Word for word, write the lines below out again, with no pictures.

- Opening Delimiter -

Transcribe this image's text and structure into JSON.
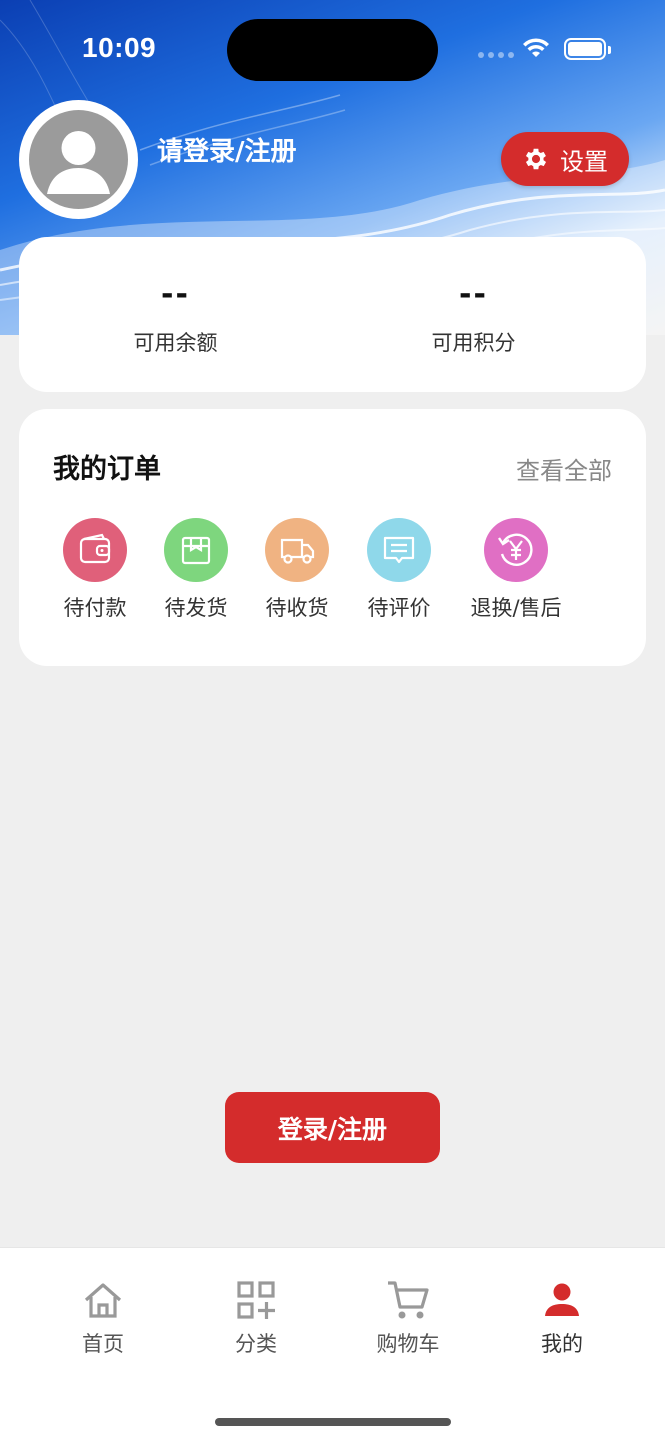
{
  "status_bar": {
    "time": "10:09"
  },
  "header": {
    "login_prompt": "请登录/注册",
    "settings_label": "设置"
  },
  "stats": [
    {
      "value": "--",
      "label": "可用余额"
    },
    {
      "value": "--",
      "label": "可用积分"
    }
  ],
  "orders": {
    "title": "我的订单",
    "view_all": "查看全部",
    "items": [
      {
        "label": "待付款",
        "icon": "wallet-icon",
        "color": "#e0607a"
      },
      {
        "label": "待发货",
        "icon": "package-icon",
        "color": "#7ed67e"
      },
      {
        "label": "待收货",
        "icon": "truck-icon",
        "color": "#f0b382"
      },
      {
        "label": "待评价",
        "icon": "comment-icon",
        "color": "#8fd8ea"
      },
      {
        "label": "退换/售后",
        "icon": "refund-icon",
        "color": "#e06fc4"
      }
    ]
  },
  "login_button": "登录/注册",
  "tabbar": {
    "active_color": "#d42c2c",
    "items": [
      {
        "label": "首页",
        "icon": "home-icon"
      },
      {
        "label": "分类",
        "icon": "category-icon"
      },
      {
        "label": "购物车",
        "icon": "cart-icon"
      },
      {
        "label": "我的",
        "icon": "user-icon",
        "active": true
      }
    ]
  },
  "colors": {
    "accent": "#d42c2c",
    "background": "#efefef"
  }
}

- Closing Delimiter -

• Answer to this exercise
Transcribe this image's text and structure into JSON.
{
  "status_bar": {
    "time": "10:09"
  },
  "header": {
    "login_prompt": "请登录/注册",
    "settings_label": "设置"
  },
  "stats": [
    {
      "value": "--",
      "label": "可用余额"
    },
    {
      "value": "--",
      "label": "可用积分"
    }
  ],
  "orders": {
    "title": "我的订单",
    "view_all": "查看全部",
    "items": [
      {
        "label": "待付款",
        "icon": "wallet-icon",
        "color": "#e0607a"
      },
      {
        "label": "待发货",
        "icon": "package-icon",
        "color": "#7ed67e"
      },
      {
        "label": "待收货",
        "icon": "truck-icon",
        "color": "#f0b382"
      },
      {
        "label": "待评价",
        "icon": "comment-icon",
        "color": "#8fd8ea"
      },
      {
        "label": "退换/售后",
        "icon": "refund-icon",
        "color": "#e06fc4"
      }
    ]
  },
  "login_button": "登录/注册",
  "tabbar": {
    "active_color": "#d42c2c",
    "items": [
      {
        "label": "首页",
        "icon": "home-icon"
      },
      {
        "label": "分类",
        "icon": "category-icon"
      },
      {
        "label": "购物车",
        "icon": "cart-icon"
      },
      {
        "label": "我的",
        "icon": "user-icon",
        "active": true
      }
    ]
  },
  "colors": {
    "accent": "#d42c2c",
    "background": "#efefef"
  }
}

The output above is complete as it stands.